To do — Return a copy of every line in the records that includes the word "selected".
● ● ● ● ● ● ●
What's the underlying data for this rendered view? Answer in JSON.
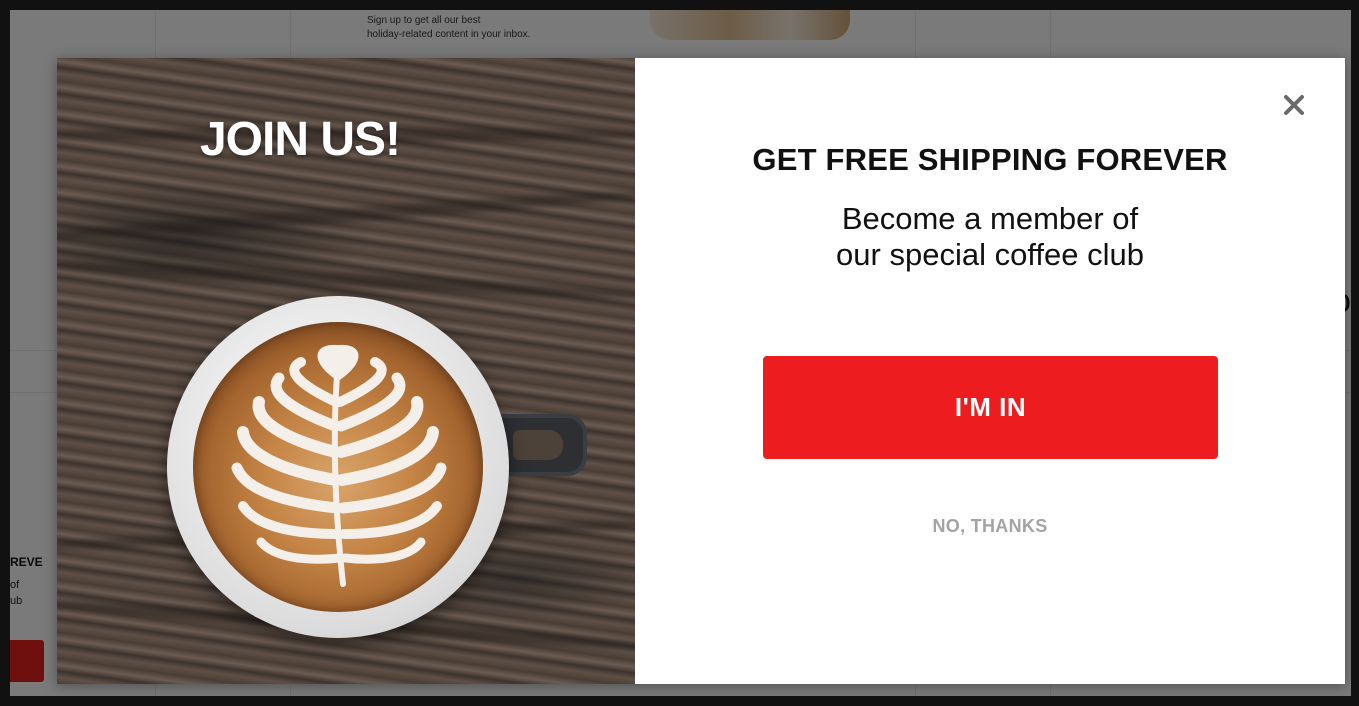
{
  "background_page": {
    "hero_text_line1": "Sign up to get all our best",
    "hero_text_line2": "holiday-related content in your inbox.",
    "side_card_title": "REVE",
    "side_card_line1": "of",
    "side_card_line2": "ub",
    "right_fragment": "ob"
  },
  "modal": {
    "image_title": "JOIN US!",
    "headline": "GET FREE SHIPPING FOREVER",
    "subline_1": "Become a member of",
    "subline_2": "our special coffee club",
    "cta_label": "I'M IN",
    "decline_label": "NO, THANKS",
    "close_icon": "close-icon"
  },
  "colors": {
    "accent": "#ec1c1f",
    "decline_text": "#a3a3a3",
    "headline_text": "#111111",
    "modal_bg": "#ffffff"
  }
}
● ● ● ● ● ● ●
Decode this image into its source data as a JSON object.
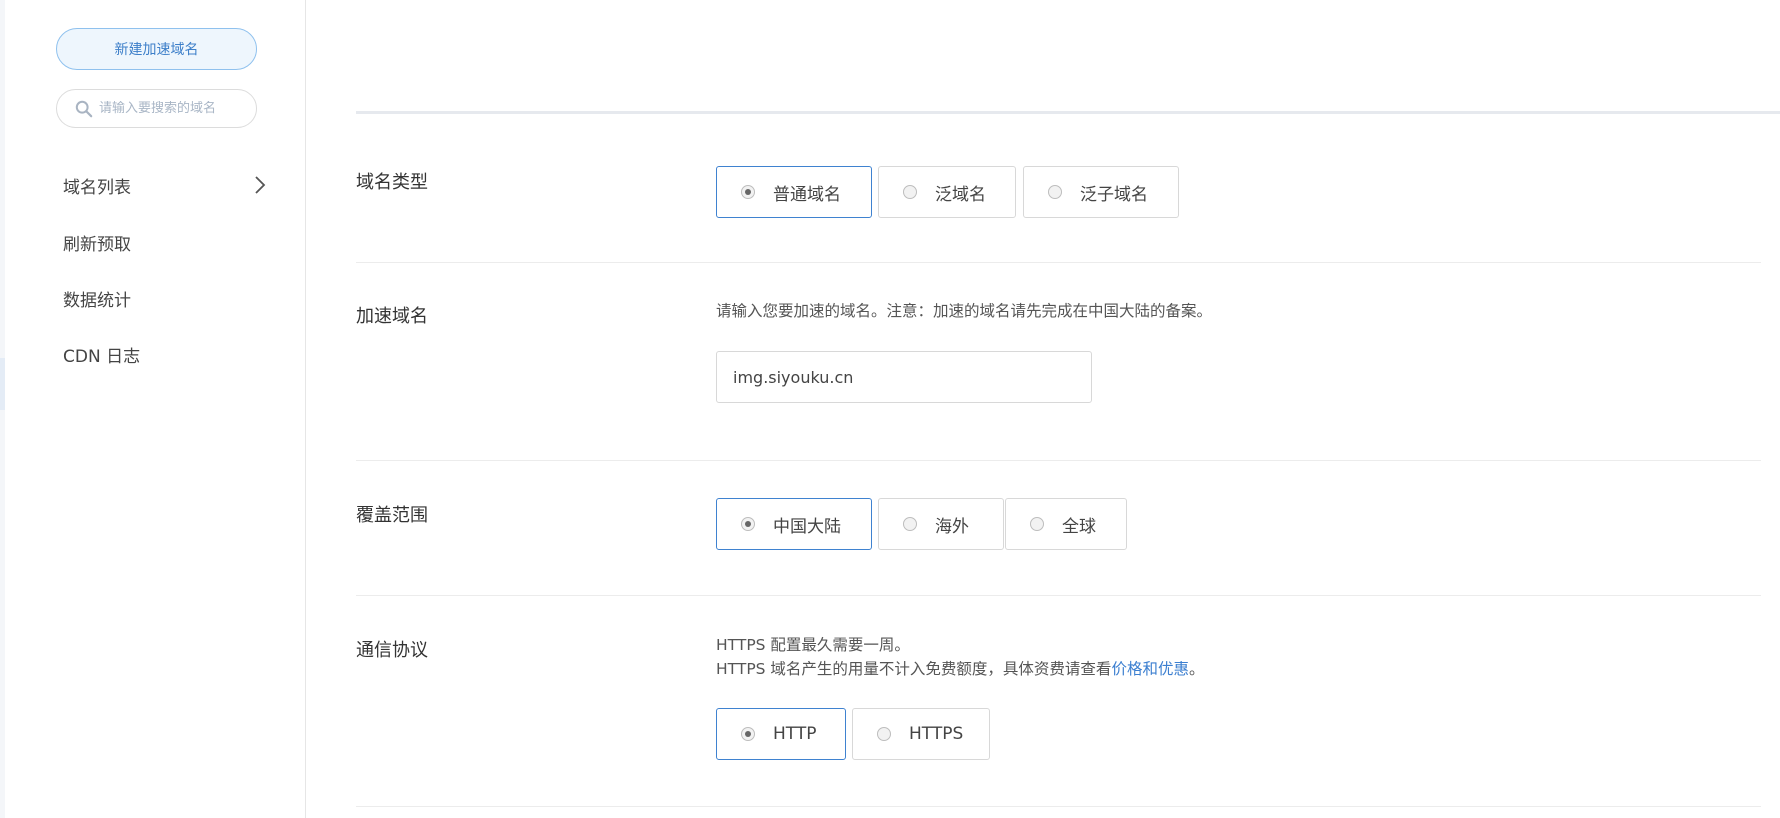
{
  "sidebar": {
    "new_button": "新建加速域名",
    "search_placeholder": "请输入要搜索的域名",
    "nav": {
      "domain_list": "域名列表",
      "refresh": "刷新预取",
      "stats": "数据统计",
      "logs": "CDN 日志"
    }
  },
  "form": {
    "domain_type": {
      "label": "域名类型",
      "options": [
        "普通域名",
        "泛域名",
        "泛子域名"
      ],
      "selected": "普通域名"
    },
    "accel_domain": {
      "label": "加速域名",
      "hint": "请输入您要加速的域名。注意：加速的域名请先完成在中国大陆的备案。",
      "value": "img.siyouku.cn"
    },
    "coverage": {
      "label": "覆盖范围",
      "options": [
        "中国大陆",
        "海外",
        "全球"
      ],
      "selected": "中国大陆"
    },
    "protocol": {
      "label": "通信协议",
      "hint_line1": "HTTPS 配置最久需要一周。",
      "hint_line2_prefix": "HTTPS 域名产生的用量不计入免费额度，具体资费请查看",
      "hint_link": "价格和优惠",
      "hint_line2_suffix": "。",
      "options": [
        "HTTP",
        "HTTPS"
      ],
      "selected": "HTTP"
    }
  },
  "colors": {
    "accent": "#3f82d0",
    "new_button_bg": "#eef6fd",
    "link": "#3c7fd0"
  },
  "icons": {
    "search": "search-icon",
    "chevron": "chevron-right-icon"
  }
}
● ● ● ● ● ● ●
Exercise output —
      "selected": "普通域名"
      "selected": "中国大陆"
      "selected": "HTTP"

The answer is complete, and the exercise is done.